February 3, 2020
Accessibility-as-a-Service company eSSENTIAL Accessibility recently announced it closed $16 million in funding led by Lead Edge Capital. This round of funding will provide eSSENTIAL Accessibility with resources to expand its software platform and pursue rapid geographic expansion in order to meet escalating demand.
Accessibility is a business mandate that has arrived with tremendous force and the consequences of not offering accessible experiences are costly and brand debilitating.
This funding builds on a major year for eSSENTIAL Accessibility which saw a rapidly growing list of clients, key executive appointments, and market momentum in the areas of accessibility and inclusion.
eSSENTIAL Accessibility To Expand Software Platform With New Funding Round full article
People with disabilities will have to travel farther and cross a city street to get health care Anjuli Patil
Posted: Jan 31, 2020
A Halifax disability advocate says the proposed location for a new hospital parkade will create a barrier to health care.

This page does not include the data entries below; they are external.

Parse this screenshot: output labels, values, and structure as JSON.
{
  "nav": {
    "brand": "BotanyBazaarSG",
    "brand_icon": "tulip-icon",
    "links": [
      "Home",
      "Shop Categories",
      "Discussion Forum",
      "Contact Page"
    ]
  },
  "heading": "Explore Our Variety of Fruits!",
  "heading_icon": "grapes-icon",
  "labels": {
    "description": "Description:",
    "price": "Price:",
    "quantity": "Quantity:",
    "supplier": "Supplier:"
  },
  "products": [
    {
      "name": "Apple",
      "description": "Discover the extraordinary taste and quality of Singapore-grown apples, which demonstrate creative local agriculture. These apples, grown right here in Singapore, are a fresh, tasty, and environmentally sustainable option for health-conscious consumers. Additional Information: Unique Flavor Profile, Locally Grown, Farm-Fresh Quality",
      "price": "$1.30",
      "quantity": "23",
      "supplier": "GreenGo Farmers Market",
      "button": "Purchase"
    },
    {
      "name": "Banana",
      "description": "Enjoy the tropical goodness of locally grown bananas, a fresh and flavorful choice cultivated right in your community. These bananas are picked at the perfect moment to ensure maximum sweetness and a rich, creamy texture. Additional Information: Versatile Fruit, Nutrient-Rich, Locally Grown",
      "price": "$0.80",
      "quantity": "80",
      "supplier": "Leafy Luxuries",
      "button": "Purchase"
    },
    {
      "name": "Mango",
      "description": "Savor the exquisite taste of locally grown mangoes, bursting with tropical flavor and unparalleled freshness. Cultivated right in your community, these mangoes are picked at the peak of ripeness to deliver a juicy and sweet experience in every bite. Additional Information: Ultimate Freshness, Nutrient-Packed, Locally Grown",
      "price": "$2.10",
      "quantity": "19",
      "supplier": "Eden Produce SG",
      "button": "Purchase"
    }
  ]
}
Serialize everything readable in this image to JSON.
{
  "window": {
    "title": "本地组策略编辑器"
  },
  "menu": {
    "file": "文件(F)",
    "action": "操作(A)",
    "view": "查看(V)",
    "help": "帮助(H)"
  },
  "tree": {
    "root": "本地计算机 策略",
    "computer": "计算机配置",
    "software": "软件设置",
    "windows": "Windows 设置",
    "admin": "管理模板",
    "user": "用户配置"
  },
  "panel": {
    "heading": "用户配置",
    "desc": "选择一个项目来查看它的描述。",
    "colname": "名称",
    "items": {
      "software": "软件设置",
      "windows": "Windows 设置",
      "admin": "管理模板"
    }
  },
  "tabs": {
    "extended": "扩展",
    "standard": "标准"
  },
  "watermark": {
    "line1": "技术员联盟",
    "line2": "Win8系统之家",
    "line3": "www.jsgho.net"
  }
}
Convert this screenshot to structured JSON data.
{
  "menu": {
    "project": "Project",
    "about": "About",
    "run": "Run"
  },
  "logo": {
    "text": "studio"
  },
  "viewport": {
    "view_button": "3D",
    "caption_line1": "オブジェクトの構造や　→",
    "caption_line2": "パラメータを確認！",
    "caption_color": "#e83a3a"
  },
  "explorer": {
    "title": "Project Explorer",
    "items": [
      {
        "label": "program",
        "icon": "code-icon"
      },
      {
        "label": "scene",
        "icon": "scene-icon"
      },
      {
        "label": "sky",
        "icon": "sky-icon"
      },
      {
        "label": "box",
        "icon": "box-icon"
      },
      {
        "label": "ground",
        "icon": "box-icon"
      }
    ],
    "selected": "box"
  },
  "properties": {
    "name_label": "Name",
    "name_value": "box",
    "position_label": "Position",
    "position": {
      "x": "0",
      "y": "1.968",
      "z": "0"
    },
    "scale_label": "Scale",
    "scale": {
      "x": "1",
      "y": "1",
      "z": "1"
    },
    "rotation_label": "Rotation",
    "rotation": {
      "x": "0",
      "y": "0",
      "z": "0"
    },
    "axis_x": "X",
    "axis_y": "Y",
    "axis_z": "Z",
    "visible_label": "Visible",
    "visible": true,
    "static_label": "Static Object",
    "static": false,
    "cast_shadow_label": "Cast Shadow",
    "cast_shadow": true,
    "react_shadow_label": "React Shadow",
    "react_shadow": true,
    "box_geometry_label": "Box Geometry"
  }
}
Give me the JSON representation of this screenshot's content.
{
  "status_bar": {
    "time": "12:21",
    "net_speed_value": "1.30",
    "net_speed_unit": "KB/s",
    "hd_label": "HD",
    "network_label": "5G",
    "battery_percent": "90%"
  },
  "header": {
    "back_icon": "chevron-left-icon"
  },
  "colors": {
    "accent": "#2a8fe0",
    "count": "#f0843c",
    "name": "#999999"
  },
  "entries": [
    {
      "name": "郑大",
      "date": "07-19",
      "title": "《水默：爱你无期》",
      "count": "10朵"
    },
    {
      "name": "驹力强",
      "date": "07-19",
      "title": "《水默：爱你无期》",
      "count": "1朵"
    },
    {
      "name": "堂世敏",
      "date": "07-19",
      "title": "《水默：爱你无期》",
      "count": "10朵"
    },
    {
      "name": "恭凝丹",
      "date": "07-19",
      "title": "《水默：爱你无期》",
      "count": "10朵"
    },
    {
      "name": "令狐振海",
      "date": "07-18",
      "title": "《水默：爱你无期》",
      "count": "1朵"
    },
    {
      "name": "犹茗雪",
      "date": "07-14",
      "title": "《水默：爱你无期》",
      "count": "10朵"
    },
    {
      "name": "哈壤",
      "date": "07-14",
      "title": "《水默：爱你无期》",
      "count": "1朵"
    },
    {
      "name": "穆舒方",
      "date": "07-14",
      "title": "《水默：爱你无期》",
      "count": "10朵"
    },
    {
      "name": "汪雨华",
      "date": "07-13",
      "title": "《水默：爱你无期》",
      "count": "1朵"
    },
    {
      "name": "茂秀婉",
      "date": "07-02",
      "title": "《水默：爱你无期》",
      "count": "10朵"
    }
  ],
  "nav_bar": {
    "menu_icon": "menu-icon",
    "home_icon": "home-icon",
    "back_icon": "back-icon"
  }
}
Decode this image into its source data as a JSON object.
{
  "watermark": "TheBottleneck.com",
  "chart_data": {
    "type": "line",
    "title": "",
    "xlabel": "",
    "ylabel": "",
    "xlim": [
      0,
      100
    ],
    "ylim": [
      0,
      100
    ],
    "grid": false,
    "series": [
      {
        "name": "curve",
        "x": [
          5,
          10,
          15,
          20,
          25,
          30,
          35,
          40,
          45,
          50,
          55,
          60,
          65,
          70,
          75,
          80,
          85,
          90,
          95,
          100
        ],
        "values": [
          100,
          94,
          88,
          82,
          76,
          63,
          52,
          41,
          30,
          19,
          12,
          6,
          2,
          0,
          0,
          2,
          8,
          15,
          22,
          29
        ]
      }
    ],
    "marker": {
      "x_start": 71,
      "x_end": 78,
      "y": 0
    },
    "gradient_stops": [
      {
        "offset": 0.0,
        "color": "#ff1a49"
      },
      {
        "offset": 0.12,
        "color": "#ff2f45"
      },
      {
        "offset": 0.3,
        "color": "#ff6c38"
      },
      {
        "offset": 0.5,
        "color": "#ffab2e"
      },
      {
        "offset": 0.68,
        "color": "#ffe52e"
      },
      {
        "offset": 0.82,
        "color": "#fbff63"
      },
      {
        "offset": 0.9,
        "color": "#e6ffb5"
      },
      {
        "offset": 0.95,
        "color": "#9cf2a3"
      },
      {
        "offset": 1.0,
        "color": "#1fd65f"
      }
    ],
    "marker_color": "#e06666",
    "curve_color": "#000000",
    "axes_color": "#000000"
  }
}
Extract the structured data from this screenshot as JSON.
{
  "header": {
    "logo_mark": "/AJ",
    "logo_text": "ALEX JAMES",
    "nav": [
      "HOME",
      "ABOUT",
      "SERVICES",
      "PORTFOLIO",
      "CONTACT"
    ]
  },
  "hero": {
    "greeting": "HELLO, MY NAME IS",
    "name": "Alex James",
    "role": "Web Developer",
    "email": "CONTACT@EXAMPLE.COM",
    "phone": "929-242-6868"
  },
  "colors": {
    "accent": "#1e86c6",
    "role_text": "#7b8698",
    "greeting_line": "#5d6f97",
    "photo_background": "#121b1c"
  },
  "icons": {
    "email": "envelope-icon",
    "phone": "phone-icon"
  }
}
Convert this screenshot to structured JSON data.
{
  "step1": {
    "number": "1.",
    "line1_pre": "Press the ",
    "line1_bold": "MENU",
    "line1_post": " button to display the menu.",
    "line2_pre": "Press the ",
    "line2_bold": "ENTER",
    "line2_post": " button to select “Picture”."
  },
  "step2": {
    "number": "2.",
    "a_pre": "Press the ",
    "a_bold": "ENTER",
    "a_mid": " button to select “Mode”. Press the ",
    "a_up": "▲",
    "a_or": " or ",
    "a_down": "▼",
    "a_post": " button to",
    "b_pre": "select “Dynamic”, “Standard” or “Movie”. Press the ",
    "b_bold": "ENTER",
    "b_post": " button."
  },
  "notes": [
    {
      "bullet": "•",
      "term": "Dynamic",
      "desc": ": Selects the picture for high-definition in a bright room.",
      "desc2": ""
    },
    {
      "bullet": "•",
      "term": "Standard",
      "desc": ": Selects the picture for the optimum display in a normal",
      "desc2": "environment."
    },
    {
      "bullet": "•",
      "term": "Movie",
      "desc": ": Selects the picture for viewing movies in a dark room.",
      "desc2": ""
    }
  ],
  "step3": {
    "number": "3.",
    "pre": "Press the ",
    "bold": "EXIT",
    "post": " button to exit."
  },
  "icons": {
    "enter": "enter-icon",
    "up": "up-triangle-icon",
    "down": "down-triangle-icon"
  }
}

“It’s going to make it more difficult to access our human right of health care. And that’s my concern. It’s going to create dangerous conditions with the weather in the crosswalk and the cars,” Paul Vienneau told CBC News in an interview on Thursday.
The province plans to build an 800-space parking garage on land partially owned by the Halifax Regional Municipality.
Accessibility Advocate Pans Proposed QEII Parkade Location full article
The Department of Transportation is considering new rules that would restrict service animals on airplanes to specially trained dogs. By Nina Golgowski
The Department of Transportation is considering overhauling current rules for service animals on planes, including allowing airlines to prohibit those used for emotional support.
The proposed changes announced on Wednesday include only allowing specially trained service dogs to qualify as service animals, which ride for free in a plane’s cabin. Any other animal used for emotional support or simply to make a passenger “feel better” would be considered a pet and airlines would not be required to allow them on board, the DOT said.
Emotional Support Animals Could Soon Be Banned From Planes full article
In B.C., ride-hailing companies will not be required to provide wheelchair-accessible vehicles Jennifer Saltman
Updated: January 20, 2020
Many people are eagerly looking forward to ride-hailing finally being available in Metro Vancouver, but Vince Miele is not one of them.
The Tsawwassen resident, who uses a wheelchair, said he and many others who have disabilities and use mobility aids will be left behind when services like Lyft and Uber begin operating, because they will be unusable by those who can’t get in and out of a standard vehicle.
B.C. Ride-Hailing Services Won’t Be Accessible to All full article
January 21, 2020
Remember all those gift cards you sold for the holidays? Little did you know that gift cards what was once thought of as the gift that keeps on giving, could soon be the gift that bites back.
Recently, a wave of lawsuits were filed against restaurants and retailers located in New York for their failure to sell gift cards that contain braille. These lawsuits allege violations of the Americans with Disabilities Act (ADA), the New York State Human Rights Law and the New York City Human Rights Law. New York hospitality employers who sell gift cards should be aware of this new and novel concept, and consider preparing proactively to avoid being faced with similar lawsuits.
Feeling The Accessibility Of Gift Cards full article
After an accident severed her spinal cord, Kristi Leer has been using a wheelchair CBC News
Posted: Jan 19, 2020
A wheelchair user from Fort Nelson in northeastern B.C. is pushing for better accessibility for all, based on her own experiences struggling with moving around.
Two years ago, Kristi Leer severed her spinal cord in a vehicle crash. Since then, Leer has used a wheelchair to get around.
Leer says the experience has been eye opening.
“You know when I got in this chair, I’m going to be very honest, my attitude toward persons with disabilities and wheelchairs was very ignorant, and when I say ignorant, I mean not knowing,” Leer told host Carolina de Ryk on Daybreak North.
I Was Very Ignorant. How Being Paralyzed Changed One Woman’s View of How the World Treats Disabled People full article